How to complete this task | Copy out each line of the listing that has the word "Example" in it.

━━━ Data records ━━━

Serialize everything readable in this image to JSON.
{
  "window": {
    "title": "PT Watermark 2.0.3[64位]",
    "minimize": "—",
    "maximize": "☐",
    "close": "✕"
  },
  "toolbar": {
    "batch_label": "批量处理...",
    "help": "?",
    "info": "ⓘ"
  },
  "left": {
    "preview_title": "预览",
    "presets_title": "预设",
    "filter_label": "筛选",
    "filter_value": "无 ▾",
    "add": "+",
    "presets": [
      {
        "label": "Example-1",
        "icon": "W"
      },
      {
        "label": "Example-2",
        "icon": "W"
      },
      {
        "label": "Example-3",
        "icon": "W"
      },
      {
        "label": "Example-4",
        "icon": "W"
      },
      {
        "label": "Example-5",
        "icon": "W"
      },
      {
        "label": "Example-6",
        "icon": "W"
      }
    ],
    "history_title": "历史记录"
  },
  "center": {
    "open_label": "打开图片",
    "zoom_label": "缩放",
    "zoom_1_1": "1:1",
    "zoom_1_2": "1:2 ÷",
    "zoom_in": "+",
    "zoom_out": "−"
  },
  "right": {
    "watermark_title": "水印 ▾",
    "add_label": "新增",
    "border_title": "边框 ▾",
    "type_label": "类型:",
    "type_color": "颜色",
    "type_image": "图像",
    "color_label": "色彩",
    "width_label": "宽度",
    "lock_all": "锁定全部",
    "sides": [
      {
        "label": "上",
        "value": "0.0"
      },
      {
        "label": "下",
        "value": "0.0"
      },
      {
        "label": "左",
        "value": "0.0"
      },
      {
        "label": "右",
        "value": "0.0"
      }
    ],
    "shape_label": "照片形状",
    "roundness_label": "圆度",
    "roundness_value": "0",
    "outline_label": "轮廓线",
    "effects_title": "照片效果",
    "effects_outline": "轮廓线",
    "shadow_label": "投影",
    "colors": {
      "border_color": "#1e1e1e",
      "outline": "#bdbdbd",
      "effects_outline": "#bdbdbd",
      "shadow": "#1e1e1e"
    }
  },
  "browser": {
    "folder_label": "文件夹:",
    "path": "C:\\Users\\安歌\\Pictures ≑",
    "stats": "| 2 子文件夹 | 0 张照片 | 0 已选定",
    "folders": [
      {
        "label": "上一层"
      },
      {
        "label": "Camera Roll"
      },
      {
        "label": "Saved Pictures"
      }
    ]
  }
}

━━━

Solution to the exercise |
        "label": "Example-1",
        "label": "Example-2",
        "label": "Example-3",
        "label": "Example-4",
        "label": "Example-5",
        "label": "Example-6",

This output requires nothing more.